Why DSP anyway?

The trend towards DSP based audio systems is being driven by a number of factors. First, sound system design can be made system specific – each venue having a unique processing path that serves a specific purpose. In addition, a flexible DSP path can be changed and modified to experiment with new processing or to accommodate changes in the venue. Sonically, a sound system can benefit because the more integration of processing in the digital domain can yield a far better dynamic range than can be achieved with discrete analog components. Further, many wiring and interconnect errors or logistical failures are eliminated. Typically, rack space is reduced as much more processing can be done in a far smaller rack than the analog equivalent. And, although there is the possibility for a DSP audio system to be more complex, careful programming by the contractor can make it easier to operate for the user. Many settings can be “cloaked” or restricted from view, leaving only pertinent ones accessible. Lastly, new processing concepts can be added via software updates allowing the hardware to stay current with industry advancements.
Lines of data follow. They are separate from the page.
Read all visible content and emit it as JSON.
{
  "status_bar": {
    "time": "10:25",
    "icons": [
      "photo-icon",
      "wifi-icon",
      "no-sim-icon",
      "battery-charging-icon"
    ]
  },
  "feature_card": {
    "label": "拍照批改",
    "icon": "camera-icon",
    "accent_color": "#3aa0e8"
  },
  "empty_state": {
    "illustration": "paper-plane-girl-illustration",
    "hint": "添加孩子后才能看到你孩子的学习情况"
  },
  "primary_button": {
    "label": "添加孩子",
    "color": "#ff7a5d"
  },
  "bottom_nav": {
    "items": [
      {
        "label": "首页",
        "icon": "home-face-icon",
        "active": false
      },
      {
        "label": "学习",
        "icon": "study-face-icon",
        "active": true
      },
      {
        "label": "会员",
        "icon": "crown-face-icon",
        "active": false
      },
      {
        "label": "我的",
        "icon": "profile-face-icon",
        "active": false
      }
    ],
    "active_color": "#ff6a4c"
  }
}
How many times has your parish just wanted to return the sound system to exactly the way the sound technician left it? In analog, this is nearly impossible. But, since DSP sound systems are programmable, they are also, by nature, resettable. This is a major issue in many venues; especially where many different styles of services are being held over the day and throughout the week. These presets or “scenes” can be stored and recalled for a service later. Also, many companies have included multi-level security to help filter out unauthorized adjustment and, in some cases, render the system completely tamper proof.

Processing Types

Almost any processing type available in analog can be performed in DSP. In some cases, DSP is actually a better solution because it requires less support and interface hardware. From mixers to EQ, compressors and gates to ambient noise sensing and feedback reduction to crossovers, all major audio processing can be done in DSP.

In some cases, the choice for DSP is purely economical. For instance, the most complicated automatic mixer requires many additional components for detection, filtering and adjustment of the input levels. In DSP, all these components are modeled as part of the algorithm. Some optional processes can even be switched in and out to conserve the DSP.

Take the example of equalization. The 30 band graphic EQ is the “meat and potatoes” of nearly every analog sound system. Largely favored for its interface, graphic EQ provides the user with a “picture” of the curve it is processing. But, drawbacks in the analog version such as many moving parts, many amplifier stages, noise and distortion are among the major detractions. In DSP, providing the user with 30 filters is possible, but expensive due to each filter requiring a separate instruction. It is more ideal to use a parametric equalizer, which most engineers favor for sonic quality, in order to consume fewer filters and therefore less DSP processes. In some cases, this can yield an efficiency of up to 60% of a DSP graphic type. In addition, the interface (usually on a computer screen or LCD display) can display exactly what the EQ is doing; including the interaction between bands, rather than an approximation, which is what you get with analog.

In the next part of the series, we’ll look at the virtues of fixed and flexible DSP layouts, control of DSP audio systems and networking of digital audio signals.